(Beginning of INFORMATION)

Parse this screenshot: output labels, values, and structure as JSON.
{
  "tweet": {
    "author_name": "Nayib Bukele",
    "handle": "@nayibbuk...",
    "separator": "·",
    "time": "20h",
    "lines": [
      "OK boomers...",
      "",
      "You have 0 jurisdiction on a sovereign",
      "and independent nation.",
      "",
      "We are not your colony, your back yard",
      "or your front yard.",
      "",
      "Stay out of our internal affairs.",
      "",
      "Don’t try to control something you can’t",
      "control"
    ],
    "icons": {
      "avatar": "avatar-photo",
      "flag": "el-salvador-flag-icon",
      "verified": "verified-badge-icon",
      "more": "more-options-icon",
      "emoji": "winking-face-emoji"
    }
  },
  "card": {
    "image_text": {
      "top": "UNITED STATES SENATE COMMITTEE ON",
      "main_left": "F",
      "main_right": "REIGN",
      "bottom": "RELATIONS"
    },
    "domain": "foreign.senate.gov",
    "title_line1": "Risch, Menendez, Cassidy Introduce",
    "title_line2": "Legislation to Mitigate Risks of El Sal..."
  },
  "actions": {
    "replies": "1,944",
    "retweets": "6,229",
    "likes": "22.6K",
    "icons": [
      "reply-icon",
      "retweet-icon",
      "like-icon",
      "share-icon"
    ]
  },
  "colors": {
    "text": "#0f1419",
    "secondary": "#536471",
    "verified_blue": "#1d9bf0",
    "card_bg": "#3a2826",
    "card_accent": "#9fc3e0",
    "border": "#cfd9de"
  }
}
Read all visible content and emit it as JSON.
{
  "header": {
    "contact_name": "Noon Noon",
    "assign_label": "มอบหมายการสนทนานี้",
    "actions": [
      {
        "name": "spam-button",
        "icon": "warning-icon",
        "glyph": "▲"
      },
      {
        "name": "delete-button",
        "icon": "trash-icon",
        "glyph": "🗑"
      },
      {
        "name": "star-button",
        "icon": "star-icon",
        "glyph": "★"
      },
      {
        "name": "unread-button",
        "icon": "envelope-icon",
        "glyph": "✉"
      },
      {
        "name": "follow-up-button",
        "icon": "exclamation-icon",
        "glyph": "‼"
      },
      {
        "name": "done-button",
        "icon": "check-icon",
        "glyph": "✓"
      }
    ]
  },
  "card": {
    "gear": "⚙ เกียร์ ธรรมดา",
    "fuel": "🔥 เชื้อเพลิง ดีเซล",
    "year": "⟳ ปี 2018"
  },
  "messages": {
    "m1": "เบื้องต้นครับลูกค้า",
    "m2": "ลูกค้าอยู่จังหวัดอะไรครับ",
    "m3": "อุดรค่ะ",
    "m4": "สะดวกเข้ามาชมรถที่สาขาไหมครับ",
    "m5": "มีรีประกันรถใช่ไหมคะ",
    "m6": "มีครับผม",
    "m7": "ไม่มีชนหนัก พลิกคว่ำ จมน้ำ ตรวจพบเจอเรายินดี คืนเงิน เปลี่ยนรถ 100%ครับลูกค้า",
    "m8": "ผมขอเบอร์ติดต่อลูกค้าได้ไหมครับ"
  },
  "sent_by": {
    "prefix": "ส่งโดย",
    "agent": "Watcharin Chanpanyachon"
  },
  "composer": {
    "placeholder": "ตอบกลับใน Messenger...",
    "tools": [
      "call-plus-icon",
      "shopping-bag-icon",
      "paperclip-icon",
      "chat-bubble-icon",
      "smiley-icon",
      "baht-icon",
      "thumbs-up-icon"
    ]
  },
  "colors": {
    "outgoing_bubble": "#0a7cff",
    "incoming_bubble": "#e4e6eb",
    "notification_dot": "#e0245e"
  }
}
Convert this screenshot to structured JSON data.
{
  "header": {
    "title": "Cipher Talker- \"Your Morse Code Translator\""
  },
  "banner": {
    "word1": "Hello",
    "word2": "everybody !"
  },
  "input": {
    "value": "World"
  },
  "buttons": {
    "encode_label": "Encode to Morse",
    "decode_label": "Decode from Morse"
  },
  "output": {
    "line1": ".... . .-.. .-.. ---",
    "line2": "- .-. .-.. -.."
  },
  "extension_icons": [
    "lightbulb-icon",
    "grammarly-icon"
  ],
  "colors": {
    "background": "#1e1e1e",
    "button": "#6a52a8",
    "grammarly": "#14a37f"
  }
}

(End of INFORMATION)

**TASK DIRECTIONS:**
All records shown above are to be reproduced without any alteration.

**ANSWER AREA:**
Parse this screenshot: output labels, values, and structure as JSON.
{
  "tweet": {
    "author_name": "Nayib Bukele",
    "handle": "@nayibbuk...",
    "separator": "·",
    "time": "20h",
    "lines": [
      "OK boomers...",
      "",
      "You have 0 jurisdiction on a sovereign",
      "and independent nation.",
      "",
      "We are not your colony, your back yard",
      "or your front yard.",
      "",
      "Stay out of our internal affairs.",
      "",
      "Don’t try to control something you can’t",
      "control"
    ],
    "icons": {
      "avatar": "avatar-photo",
      "flag": "el-salvador-flag-icon",
      "verified": "verified-badge-icon",
      "more": "more-options-icon",
      "emoji": "winking-face-emoji"
    }
  },
  "card": {
    "image_text": {
      "top": "UNITED STATES SENATE COMMITTEE ON",
      "main_left": "F",
      "main_right": "REIGN",
      "bottom": "RELATIONS"
    },
    "domain": "foreign.senate.gov",
    "title_line1": "Risch, Menendez, Cassidy Introduce",
    "title_line2": "Legislation to Mitigate Risks of El Sal..."
  },
  "actions": {
    "replies": "1,944",
    "retweets": "6,229",
    "likes": "22.6K",
    "icons": [
      "reply-icon",
      "retweet-icon",
      "like-icon",
      "share-icon"
    ]
  },
  "colors": {
    "text": "#0f1419",
    "secondary": "#536471",
    "verified_blue": "#1d9bf0",
    "card_bg": "#3a2826",
    "card_accent": "#9fc3e0",
    "border": "#cfd9de"
  }
}
Read all visible content and emit it as JSON.
{
  "header": {
    "contact_name": "Noon Noon",
    "assign_label": "มอบหมายการสนทนานี้",
    "actions": [
      {
        "name": "spam-button",
        "icon": "warning-icon",
        "glyph": "▲"
      },
      {
        "name": "delete-button",
        "icon": "trash-icon",
        "glyph": "🗑"
      },
      {
        "name": "star-button",
        "icon": "star-icon",
        "glyph": "★"
      },
      {
        "name": "unread-button",
        "icon": "envelope-icon",
        "glyph": "✉"
      },
      {
        "name": "follow-up-button",
        "icon": "exclamation-icon",
        "glyph": "‼"
      },
      {
        "name": "done-button",
        "icon": "check-icon",
        "glyph": "✓"
      }
    ]
  },
  "card": {
    "gear": "⚙ เกียร์ ธรรมดา",
    "fuel": "🔥 เชื้อเพลิง ดีเซล",
    "year": "⟳ ปี 2018"
  },
  "messages": {
    "m1": "เบื้องต้นครับลูกค้า",
    "m2": "ลูกค้าอยู่จังหวัดอะไรครับ",
    "m3": "อุดรค่ะ",
    "m4": "สะดวกเข้ามาชมรถที่สาขาไหมครับ",
    "m5": "มีรีประกันรถใช่ไหมคะ",
    "m6": "มีครับผม",
    "m7": "ไม่มีชนหนัก พลิกคว่ำ จมน้ำ ตรวจพบเจอเรายินดี คืนเงิน เปลี่ยนรถ 100%ครับลูกค้า",
    "m8": "ผมขอเบอร์ติดต่อลูกค้าได้ไหมครับ"
  },
  "sent_by": {
    "prefix": "ส่งโดย",
    "agent": "Watcharin Chanpanyachon"
  },
  "composer": {
    "placeholder": "ตอบกลับใน Messenger...",
    "tools": [
      "call-plus-icon",
      "shopping-bag-icon",
      "paperclip-icon",
      "chat-bubble-icon",
      "smiley-icon",
      "baht-icon",
      "thumbs-up-icon"
    ]
  },
  "colors": {
    "outgoing_bubble": "#0a7cff",
    "incoming_bubble": "#e4e6eb",
    "notification_dot": "#e0245e"
  }
}
Convert this screenshot to structured JSON data.
{
  "header": {
    "title": "Cipher Talker- \"Your Morse Code Translator\""
  },
  "banner": {
    "word1": "Hello",
    "word2": "everybody !"
  },
  "input": {
    "value": "World"
  },
  "buttons": {
    "encode_label": "Encode to Morse",
    "decode_label": "Decode from Morse"
  },
  "output": {
    "line1": ".... . .-.. .-.. ---",
    "line2": "- .-. .-.. -.."
  },
  "extension_icons": [
    "lightbulb-icon",
    "grammarly-icon"
  ],
  "colors": {
    "background": "#1e1e1e",
    "button": "#6a52a8",
    "grammarly": "#14a37f"
  }
}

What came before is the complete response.